→ Task objective
Leave out the pictures and output the data verbatim.

Page and application data records
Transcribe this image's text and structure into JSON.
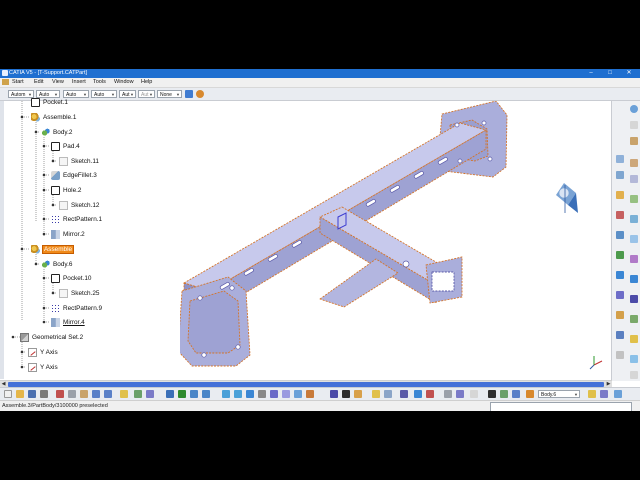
{
  "window": {
    "title": "CATIA V5 - [T-Support.CATPart]",
    "controls": [
      "–",
      "□",
      "✕"
    ]
  },
  "menu": [
    "Start",
    "Edit",
    "View",
    "Insert",
    "Tools",
    "Window",
    "Help"
  ],
  "toolbar": {
    "combos": [
      "Autom",
      "Auto",
      "Auto",
      "Auto",
      "Aut",
      "Aut",
      "None"
    ]
  },
  "tree": {
    "nodes": [
      {
        "label": "Pocket.1",
        "icon": "pocket-icon"
      },
      {
        "label": "Assemble.1",
        "icon": "assemble-icon"
      },
      {
        "label": "Body.2",
        "icon": "body-icon"
      },
      {
        "label": "Pad.4",
        "icon": "pad-icon"
      },
      {
        "label": "Sketch.11",
        "icon": "sketch-icon"
      },
      {
        "label": "EdgeFillet.3",
        "icon": "edgefillet-icon"
      },
      {
        "label": "Hole.2",
        "icon": "hole-icon"
      },
      {
        "label": "Sketch.12",
        "icon": "sketch-icon"
      },
      {
        "label": "RectPattern.1",
        "icon": "rectpattern-icon"
      },
      {
        "label": "Mirror.2",
        "icon": "mirror-icon"
      },
      {
        "label": "Assemble",
        "icon": "assemble-icon",
        "selected": true
      },
      {
        "label": "Body.6",
        "icon": "body-icon"
      },
      {
        "label": "Pocket.10",
        "icon": "pocket-icon"
      },
      {
        "label": "Sketch.25",
        "icon": "sketch-icon"
      },
      {
        "label": "RectPattern.9",
        "icon": "rectpattern-icon"
      },
      {
        "label": "Mirror.4",
        "icon": "mirror-icon",
        "underlined": true
      },
      {
        "label": "Geometrical Set.2",
        "icon": "geometrical-set-icon"
      },
      {
        "label": "Y Axis",
        "icon": "axis-icon"
      },
      {
        "label": "Y Axis",
        "icon": "axis-icon"
      }
    ]
  },
  "bottom_toolbar": {
    "combo": "Body.6"
  },
  "status": {
    "message": "Assemble.3/PartBody/3100000 preselected"
  },
  "colors": {
    "title_bar": "#1f6fd0",
    "selection": "#f08a1a",
    "model_face": "#a9acd8",
    "model_edge": "#d4742a"
  }
}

→ Result of the task
Transcribe this image's text and structure into JSON.
{
  "window": {
    "title": "CATIA V5 - [T-Support.CATPart]",
    "controls": [
      "–",
      "□",
      "✕"
    ]
  },
  "menu": [
    "Start",
    "Edit",
    "View",
    "Insert",
    "Tools",
    "Window",
    "Help"
  ],
  "toolbar": {
    "combos": [
      "Autom",
      "Auto",
      "Auto",
      "Auto",
      "Aut",
      "Aut",
      "None"
    ]
  },
  "tree": {
    "nodes": [
      {
        "label": "Pocket.1",
        "icon": "pocket-icon"
      },
      {
        "label": "Assemble.1",
        "icon": "assemble-icon"
      },
      {
        "label": "Body.2",
        "icon": "body-icon"
      },
      {
        "label": "Pad.4",
        "icon": "pad-icon"
      },
      {
        "label": "Sketch.11",
        "icon": "sketch-icon"
      },
      {
        "label": "EdgeFillet.3",
        "icon": "edgefillet-icon"
      },
      {
        "label": "Hole.2",
        "icon": "hole-icon"
      },
      {
        "label": "Sketch.12",
        "icon": "sketch-icon"
      },
      {
        "label": "RectPattern.1",
        "icon": "rectpattern-icon"
      },
      {
        "label": "Mirror.2",
        "icon": "mirror-icon"
      },
      {
        "label": "Assemble",
        "icon": "assemble-icon",
        "selected": true
      },
      {
        "label": "Body.6",
        "icon": "body-icon"
      },
      {
        "label": "Pocket.10",
        "icon": "pocket-icon"
      },
      {
        "label": "Sketch.25",
        "icon": "sketch-icon"
      },
      {
        "label": "RectPattern.9",
        "icon": "rectpattern-icon"
      },
      {
        "label": "Mirror.4",
        "icon": "mirror-icon",
        "underlined": true
      },
      {
        "label": "Geometrical Set.2",
        "icon": "geometrical-set-icon"
      },
      {
        "label": "Y Axis",
        "icon": "axis-icon"
      },
      {
        "label": "Y Axis",
        "icon": "axis-icon"
      }
    ]
  },
  "bottom_toolbar": {
    "combo": "Body.6"
  },
  "status": {
    "message": "Assemble.3/PartBody/3100000 preselected"
  },
  "colors": {
    "title_bar": "#1f6fd0",
    "selection": "#f08a1a",
    "model_face": "#a9acd8",
    "model_edge": "#d4742a"
  }
}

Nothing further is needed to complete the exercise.